(Stored data)
* * * * * * *
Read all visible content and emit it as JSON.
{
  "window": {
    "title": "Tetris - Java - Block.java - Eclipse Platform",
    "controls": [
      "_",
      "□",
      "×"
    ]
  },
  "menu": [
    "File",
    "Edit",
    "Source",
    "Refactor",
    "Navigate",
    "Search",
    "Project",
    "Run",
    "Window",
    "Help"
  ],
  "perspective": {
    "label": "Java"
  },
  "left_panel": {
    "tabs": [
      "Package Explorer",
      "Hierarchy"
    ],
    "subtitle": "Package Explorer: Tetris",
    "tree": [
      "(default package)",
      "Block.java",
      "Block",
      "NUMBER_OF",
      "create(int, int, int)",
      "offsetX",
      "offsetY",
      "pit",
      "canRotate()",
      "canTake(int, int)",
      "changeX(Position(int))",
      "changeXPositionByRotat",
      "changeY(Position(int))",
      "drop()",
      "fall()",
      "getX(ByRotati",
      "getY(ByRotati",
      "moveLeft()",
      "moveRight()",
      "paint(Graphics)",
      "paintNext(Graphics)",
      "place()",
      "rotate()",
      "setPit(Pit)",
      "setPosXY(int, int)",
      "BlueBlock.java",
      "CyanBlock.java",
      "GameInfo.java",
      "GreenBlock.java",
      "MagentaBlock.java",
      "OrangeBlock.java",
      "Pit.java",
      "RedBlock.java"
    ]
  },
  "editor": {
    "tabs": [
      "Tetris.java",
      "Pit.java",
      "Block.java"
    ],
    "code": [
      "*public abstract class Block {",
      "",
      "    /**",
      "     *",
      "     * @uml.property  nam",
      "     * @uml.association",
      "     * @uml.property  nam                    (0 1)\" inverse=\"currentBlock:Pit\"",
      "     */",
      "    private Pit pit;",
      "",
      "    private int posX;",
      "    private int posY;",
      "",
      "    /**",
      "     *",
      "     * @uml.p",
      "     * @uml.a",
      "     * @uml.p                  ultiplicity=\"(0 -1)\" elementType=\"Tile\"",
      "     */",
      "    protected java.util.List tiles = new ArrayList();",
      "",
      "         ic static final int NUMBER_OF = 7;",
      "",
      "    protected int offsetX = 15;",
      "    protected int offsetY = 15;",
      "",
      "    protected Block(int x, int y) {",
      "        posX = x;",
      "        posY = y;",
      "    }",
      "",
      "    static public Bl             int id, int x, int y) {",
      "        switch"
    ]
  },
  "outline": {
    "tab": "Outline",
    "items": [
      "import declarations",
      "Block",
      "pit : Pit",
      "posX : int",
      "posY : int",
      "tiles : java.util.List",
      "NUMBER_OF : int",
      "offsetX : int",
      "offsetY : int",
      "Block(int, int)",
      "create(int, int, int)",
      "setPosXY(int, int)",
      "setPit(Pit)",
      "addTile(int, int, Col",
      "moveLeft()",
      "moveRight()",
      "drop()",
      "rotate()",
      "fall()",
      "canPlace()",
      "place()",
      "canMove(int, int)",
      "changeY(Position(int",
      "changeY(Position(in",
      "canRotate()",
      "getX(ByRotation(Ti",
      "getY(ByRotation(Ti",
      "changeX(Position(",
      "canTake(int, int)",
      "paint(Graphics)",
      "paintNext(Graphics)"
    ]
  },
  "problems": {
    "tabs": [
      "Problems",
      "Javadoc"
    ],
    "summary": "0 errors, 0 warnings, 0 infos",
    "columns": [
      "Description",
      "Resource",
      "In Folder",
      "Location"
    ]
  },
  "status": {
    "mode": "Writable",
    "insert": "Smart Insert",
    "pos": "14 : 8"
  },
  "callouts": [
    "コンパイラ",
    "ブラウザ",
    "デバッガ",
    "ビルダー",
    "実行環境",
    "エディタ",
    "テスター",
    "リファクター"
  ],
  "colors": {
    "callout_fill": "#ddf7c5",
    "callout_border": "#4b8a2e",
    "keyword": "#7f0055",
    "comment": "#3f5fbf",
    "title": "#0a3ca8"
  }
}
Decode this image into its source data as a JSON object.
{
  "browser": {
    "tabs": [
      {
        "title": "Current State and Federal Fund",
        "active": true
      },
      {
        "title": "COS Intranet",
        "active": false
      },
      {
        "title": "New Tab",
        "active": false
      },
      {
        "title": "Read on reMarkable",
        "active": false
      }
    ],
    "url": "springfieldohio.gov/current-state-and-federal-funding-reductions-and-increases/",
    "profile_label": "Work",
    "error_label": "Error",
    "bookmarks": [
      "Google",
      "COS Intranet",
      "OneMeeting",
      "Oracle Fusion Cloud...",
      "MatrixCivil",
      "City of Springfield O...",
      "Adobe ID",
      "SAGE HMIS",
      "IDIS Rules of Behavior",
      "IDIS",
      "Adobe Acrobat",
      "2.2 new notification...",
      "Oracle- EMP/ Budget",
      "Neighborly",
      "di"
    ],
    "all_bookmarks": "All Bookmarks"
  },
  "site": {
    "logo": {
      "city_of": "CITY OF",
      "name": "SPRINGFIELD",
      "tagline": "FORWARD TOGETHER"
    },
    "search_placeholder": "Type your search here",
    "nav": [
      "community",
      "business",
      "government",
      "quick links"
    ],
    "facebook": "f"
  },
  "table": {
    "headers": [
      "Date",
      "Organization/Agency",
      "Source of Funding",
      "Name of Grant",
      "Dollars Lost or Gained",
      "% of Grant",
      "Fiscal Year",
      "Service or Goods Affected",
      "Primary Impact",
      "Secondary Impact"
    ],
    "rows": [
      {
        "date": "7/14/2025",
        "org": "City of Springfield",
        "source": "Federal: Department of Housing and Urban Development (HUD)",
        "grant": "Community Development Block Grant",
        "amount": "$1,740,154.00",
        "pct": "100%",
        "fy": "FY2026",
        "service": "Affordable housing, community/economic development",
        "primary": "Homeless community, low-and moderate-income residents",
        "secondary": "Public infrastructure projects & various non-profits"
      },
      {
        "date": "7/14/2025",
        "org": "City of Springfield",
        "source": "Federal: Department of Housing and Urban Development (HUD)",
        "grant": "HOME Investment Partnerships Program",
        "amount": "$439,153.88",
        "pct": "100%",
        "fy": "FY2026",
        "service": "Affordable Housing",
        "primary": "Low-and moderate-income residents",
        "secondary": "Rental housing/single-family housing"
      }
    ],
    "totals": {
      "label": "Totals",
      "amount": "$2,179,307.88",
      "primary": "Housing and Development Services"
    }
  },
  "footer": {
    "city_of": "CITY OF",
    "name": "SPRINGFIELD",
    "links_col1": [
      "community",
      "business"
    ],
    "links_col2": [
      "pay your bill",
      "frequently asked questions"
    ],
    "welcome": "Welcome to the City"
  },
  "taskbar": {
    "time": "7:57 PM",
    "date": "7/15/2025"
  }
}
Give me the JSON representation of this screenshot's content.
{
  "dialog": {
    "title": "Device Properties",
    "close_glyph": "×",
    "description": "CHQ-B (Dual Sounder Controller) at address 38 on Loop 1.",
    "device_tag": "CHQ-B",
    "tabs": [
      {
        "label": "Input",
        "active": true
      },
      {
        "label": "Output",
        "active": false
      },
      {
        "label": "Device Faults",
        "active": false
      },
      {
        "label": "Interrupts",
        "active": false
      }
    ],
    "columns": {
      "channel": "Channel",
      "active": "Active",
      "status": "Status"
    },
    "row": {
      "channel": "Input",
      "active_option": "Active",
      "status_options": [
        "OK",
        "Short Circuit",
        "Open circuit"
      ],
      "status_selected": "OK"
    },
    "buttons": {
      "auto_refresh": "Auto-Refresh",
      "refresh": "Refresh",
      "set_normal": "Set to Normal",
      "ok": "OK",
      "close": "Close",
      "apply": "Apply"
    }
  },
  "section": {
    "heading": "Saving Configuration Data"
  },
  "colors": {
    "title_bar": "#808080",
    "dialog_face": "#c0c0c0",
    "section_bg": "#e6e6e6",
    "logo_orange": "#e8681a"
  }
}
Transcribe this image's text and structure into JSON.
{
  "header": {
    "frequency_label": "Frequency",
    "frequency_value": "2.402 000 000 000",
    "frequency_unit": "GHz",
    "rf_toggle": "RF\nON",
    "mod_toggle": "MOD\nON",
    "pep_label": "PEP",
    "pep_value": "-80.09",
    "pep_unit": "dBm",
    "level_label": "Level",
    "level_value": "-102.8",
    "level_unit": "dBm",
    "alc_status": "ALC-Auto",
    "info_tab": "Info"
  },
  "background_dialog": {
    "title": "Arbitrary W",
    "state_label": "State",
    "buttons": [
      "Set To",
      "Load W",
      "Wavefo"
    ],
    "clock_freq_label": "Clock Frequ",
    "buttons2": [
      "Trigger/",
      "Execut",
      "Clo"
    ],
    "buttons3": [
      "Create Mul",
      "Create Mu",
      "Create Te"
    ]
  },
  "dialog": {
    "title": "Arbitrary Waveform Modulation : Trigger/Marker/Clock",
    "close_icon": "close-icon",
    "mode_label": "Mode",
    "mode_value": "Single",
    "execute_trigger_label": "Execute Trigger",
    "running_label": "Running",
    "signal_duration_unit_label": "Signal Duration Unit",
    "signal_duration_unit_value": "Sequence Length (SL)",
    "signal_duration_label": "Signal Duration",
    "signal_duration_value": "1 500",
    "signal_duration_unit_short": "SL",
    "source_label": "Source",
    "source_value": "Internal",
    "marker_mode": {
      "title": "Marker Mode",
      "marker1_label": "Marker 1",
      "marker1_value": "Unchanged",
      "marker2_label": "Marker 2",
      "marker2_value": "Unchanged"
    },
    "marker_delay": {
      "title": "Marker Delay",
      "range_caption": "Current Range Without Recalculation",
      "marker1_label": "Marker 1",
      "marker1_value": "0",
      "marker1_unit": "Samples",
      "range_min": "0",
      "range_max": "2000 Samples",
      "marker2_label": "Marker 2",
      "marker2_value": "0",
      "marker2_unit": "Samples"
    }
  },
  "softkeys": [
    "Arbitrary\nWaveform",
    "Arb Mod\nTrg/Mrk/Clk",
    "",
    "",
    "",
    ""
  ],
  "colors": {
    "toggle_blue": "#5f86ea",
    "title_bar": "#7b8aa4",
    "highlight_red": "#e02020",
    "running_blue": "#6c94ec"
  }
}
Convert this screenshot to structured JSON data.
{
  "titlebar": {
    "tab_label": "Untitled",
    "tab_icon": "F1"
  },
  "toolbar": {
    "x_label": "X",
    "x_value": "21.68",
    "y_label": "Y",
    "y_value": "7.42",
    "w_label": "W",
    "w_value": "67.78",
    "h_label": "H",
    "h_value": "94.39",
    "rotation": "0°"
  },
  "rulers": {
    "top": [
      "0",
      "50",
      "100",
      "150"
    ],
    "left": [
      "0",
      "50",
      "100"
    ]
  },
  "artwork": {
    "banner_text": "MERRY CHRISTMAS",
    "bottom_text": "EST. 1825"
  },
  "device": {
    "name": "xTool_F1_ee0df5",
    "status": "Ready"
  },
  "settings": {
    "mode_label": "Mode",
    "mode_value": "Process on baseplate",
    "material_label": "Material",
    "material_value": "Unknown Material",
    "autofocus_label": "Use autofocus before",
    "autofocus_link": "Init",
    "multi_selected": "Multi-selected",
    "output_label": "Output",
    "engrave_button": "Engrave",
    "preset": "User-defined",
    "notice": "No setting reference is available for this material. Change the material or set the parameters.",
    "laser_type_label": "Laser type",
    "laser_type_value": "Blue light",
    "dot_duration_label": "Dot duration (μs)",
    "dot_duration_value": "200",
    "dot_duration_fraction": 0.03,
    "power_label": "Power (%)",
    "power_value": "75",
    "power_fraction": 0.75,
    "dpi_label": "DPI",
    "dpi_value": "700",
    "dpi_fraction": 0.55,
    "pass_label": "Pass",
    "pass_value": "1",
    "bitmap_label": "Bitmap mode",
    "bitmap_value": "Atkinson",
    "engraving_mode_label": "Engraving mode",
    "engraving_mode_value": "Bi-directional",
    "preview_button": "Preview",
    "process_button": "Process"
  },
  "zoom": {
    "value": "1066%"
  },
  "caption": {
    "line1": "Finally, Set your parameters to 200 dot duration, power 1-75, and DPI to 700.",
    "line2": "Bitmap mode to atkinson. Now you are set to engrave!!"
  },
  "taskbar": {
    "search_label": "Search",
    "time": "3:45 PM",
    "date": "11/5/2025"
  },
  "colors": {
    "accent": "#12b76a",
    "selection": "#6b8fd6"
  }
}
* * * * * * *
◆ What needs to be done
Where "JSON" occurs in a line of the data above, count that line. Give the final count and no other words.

◆ Written response
5